There is definitely a certain clean aesthetic when it comes to your work, are there any designers or artists that have had an influence on you?

As a German you can’t deny a certain influence, the Bauhaus has on your aesthetic but I also really love the architect Peter Zumthor and Barbara Hepworth’s sculptures.

Could you tell us a bit more about your jewellery brand Räthel & Wolf?

My amazing friend Ricarda, who is also a jewellery designer, and I met 5 years ago when we were studying in France. We both ended up in London for different reasons, but both share the same passion for jewellery and adorning the body. After having won the ITS Jewelry Award in summer, I really wanted to use this momentum and Ricarda, and I teamed up to start our own jewellery label Räthel & Wolf. Being from different jewellery backgrounds, it was the ideal match and extremely fruitful and exciting to join forces.

We are still in the start-up phase of our jewellery studio and will launch our first very own collection in September 2017 for London Fashion Week. 

As RÄTHEL & WOLF we are interested in the body of the wearer rather than their gender, and therefore are creating jewellery which can be worn by any and everybody. Our designs have a clean and bold aesthetic, exploring new ways of wearing jewellery. 

We are also very keen on collaborating and have just finished our first project with the fashion designer Paula Knorr for her A/W 2017 collection which was presented during London Fashion Week this February and is currently shown in Paris. Ricarda and I also enjoy sharing our knowledge and have just held a jewellery workshop at the AA (Architectural Association School of Architecture) which was really fun, and the outcomes were amazing. For now, we have another collaboration lined up with a menswear designer and have just started designing for our debut collection, so there are a lot of exciting things to come!

Do you pay attention to trends?

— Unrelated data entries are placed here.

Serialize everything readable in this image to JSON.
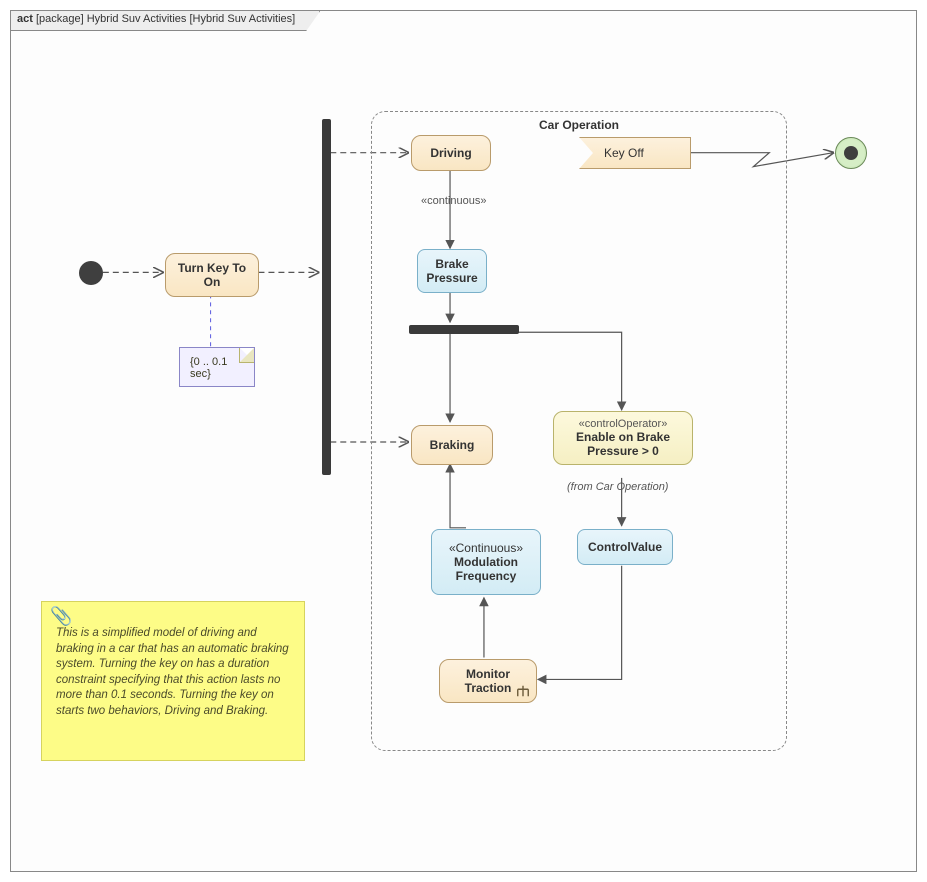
{
  "frame": {
    "kind": "act",
    "ns": "[package]",
    "title": "Hybrid Suv Activities",
    "qualifier": "[Hybrid Suv Activities]"
  },
  "nodes": {
    "turn_key": "Turn Key To\nOn",
    "driving": "Driving",
    "braking": "Braking",
    "brake_pressure": "Brake\nPressure",
    "mod_freq_stereo": "«Continuous»",
    "mod_freq": "Modulation\nFrequency",
    "monitor_traction": "Monitor\nTraction",
    "ctrl_op_stereo": "«controlOperator»",
    "ctrl_op": "Enable on Brake\nPressure > 0",
    "ctrl_op_from": "(from Car Operation)",
    "control_value": "ControlValue",
    "key_off": "Key Off"
  },
  "labels": {
    "continuous": "«continuous»"
  },
  "region": {
    "title": "Car Operation"
  },
  "constraint": {
    "text": "{0 .. 0.1 sec}"
  },
  "sticky": {
    "text": "This is a simplified model of driving and braking in a car that has an automatic braking system. Turning the key on has a duration constraint specifying that this action lasts no more than 0.1 seconds. Turning the key on starts two behaviors, Driving and Braking."
  }
}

Living in London there are so many different people and trends surrounding us, it is important to find your own language and create your individual standpoint. We make jewellery in a fashion context, so clearly, we pay attention to trends, but we are more exited to add to and create discussions through our jewellery around current topics such as gender identity and body awareness. We always work directly on to the body so I would say our biggest inspiration are the never-ending contours of the human form.

What led you to choose your current medium?

I grew up in a family jewellery business, and funnily enough, my first word was “Kette”  (“necklace” in German), so I guess it was clear pretty early on which path I was going to take :)

Who is the ideal Räthel & Wolf customer?

Lotta Volkova.

What are your thoughts on the current socio-political state of the world with regards to gender identity as an artist?

Being in a creative and open-minded surrounding, especially in a metropolitan city like London, it is super exciting to be a part of progress with gender-related issues, such as the growing acceptance of non-binary identifying people. But it’s easy to forget that you live in a bubble where gender identity is something everybody can decide and choose for themselves and people are treated equally. Unfortunately, this is not the case at all once I look outside, there is still so much progress to be made, which is why I think as an artist and designer it is important to look at the bigger picture and raise awareness and discussions about such relevant and current topics. Jewellery was the first form of art, and there is no country or culture on the planet which doesn’t adorn themselves, so jewellery is always linked to identity and personal expression and is, therefore, the ideal tool for us to get our thoughts and ideals out there.

What does Sari love to eat?

I love liquorice.

We would like to thank Sari for talking the time out to answer our questions. You can find out more about her work via the links below.